6. Da Vinci's Notebook - students create a "lost" page of Da Vinci's notebook for a modern invention.
7. Sistine Chapel Art - students create "art" while drawing upside-down under their desks.
8. Renaissance Christmas - For this lab we listen to a Medieval/Renaissance carol (usually this one) and compare it to modern carols. We then perform a dance from http://memory.loc.gov/ammem/dihtml/diessay2.html. I do the Washerwoman's Branle since it is by far the most ridiculous (and pretty easy for students to learn).
9. Weigh the Evidence: The Renaissance - Similar to the DBQ above but with (mostly) different evidence. Same question - was the Renaissance a very big change?
10. Dig: Renaissance (review game) - A short review game for the Renaissance.
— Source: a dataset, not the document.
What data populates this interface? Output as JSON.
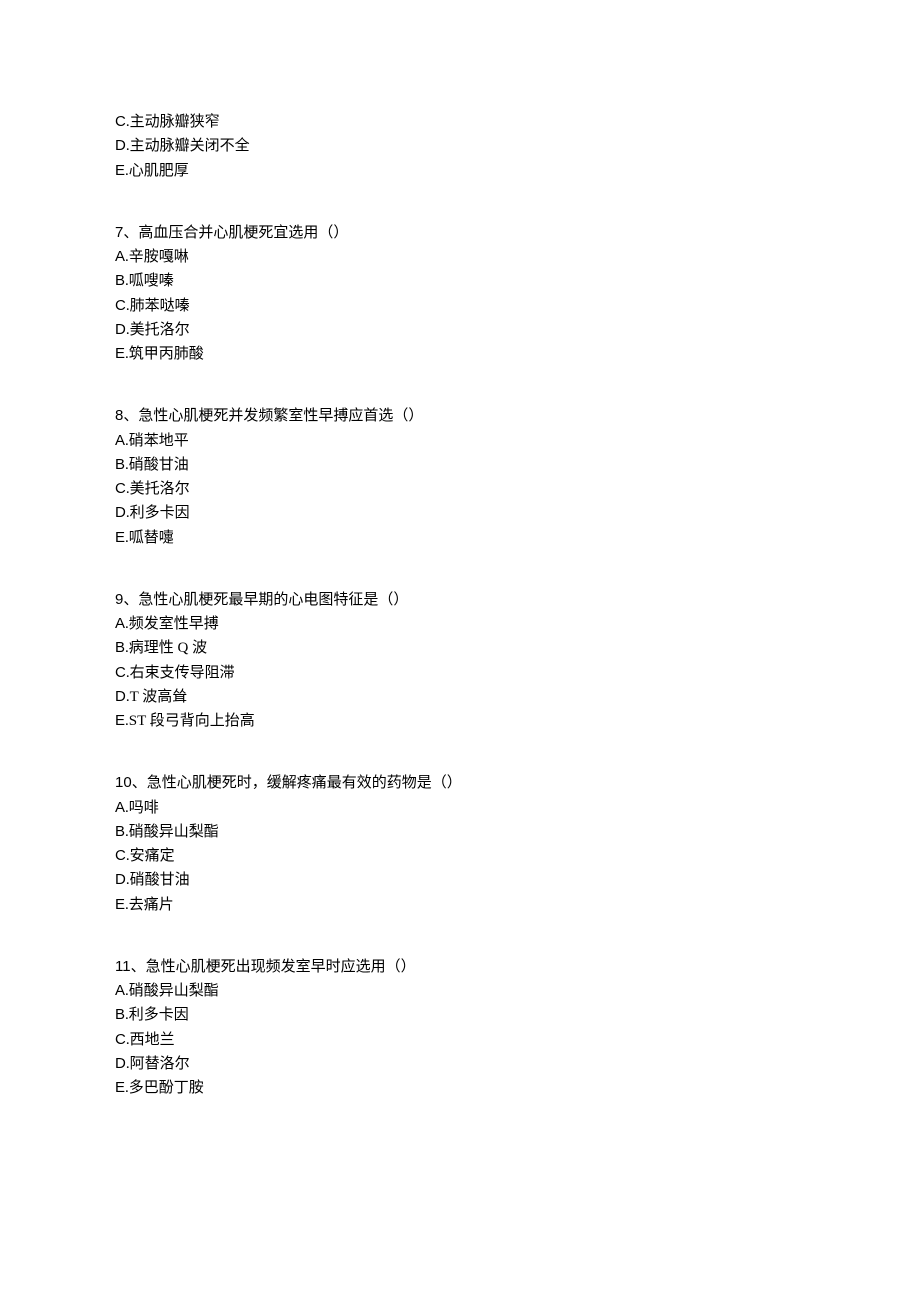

Ask students questions and "dig" the squares if they get them right until they guess the image.
Lesson Plan Guide
I. Intro and Marco Polo
a. Notes here introduce the concept of the Renaissance and briefly explore the effect of Polo's travels on the mindset of the Europeans. Once again I've had to cut the Storytime segment to fit my upload limits. That greatly reduces the effectiveness of the material on Polo and I hope to have the full version posted soon.
II. The Medicis and Humanism
a. This section builds on the European desire to improve themselves with a focus on the Medici. Ultimately they are woven into every other figure I talk about (except Shakespeare...) so this is a good starting point before getting into the art.
b. CSI: Florence - This stations lab investigates the causes and people behind the assassination attempt on Lorenzo De Medici. Fun lab but could be skipped if time is an issue. It's not really a standards issue.
c. The Prince - A short PPT here but it is not for notes. I found a book last year called "A Child's Machiavelli" that adapted his ideas into a satirical children's book. Using those ideas I rewrote some of his more well known ideas into relevant versions. After going over that students take a Cosmo style quiz where they answer a series of questions about various situations. We then compare their answers to Machiavelli's to see how good of a ruler they would be.
III. Michelangelo and Shakespeare
a. This is a short section (only 11 slides) but is somewhat media heavy. The next section is long so it would be good to start it if you finish this one early.
b. Sistine Chapel Lab - This may be converted into a Culture Shock but for now it stands alone. For this lab I have students sit on the floor and complete their art. They must hold the paper up above them to simulate the painting of the Sistine Chapel.
IV. The Man (AKA: Leonardo Da Vinci)
a. This section is long but oh so satisfying. The whole thing is a game where I introduce an object and ask students to tell me if Leonardo thought of it or not.
b. Perspective in Art Lab - This can be combined with the lab above but I find it frustrating enough when done ABOVE the desks. Here I show the students a selection of paintings from the Medieval period showing no perspective and some from the Renaissance showing it clearly. Then, the students are to draw the classroom as THEY see it from their own desk. (There are lines across our ceiling and it is really fun to see them try to figure out why everyone in the room says a different line is straight.) My students, including honors, ALWAYS struggle to draw showing any proper perspective. This definitely, and quickly, teaches art appreciation.
c. Da Vinci's Notebook Lab - Students create a mock page of Da Vinci's notebook using a modern invention as their focus. They sketch it from multiple angles, write detailed sentences explaining how it works (backwards of course) and the write a paragraph to their patron explaining why this would be a good invention to fund.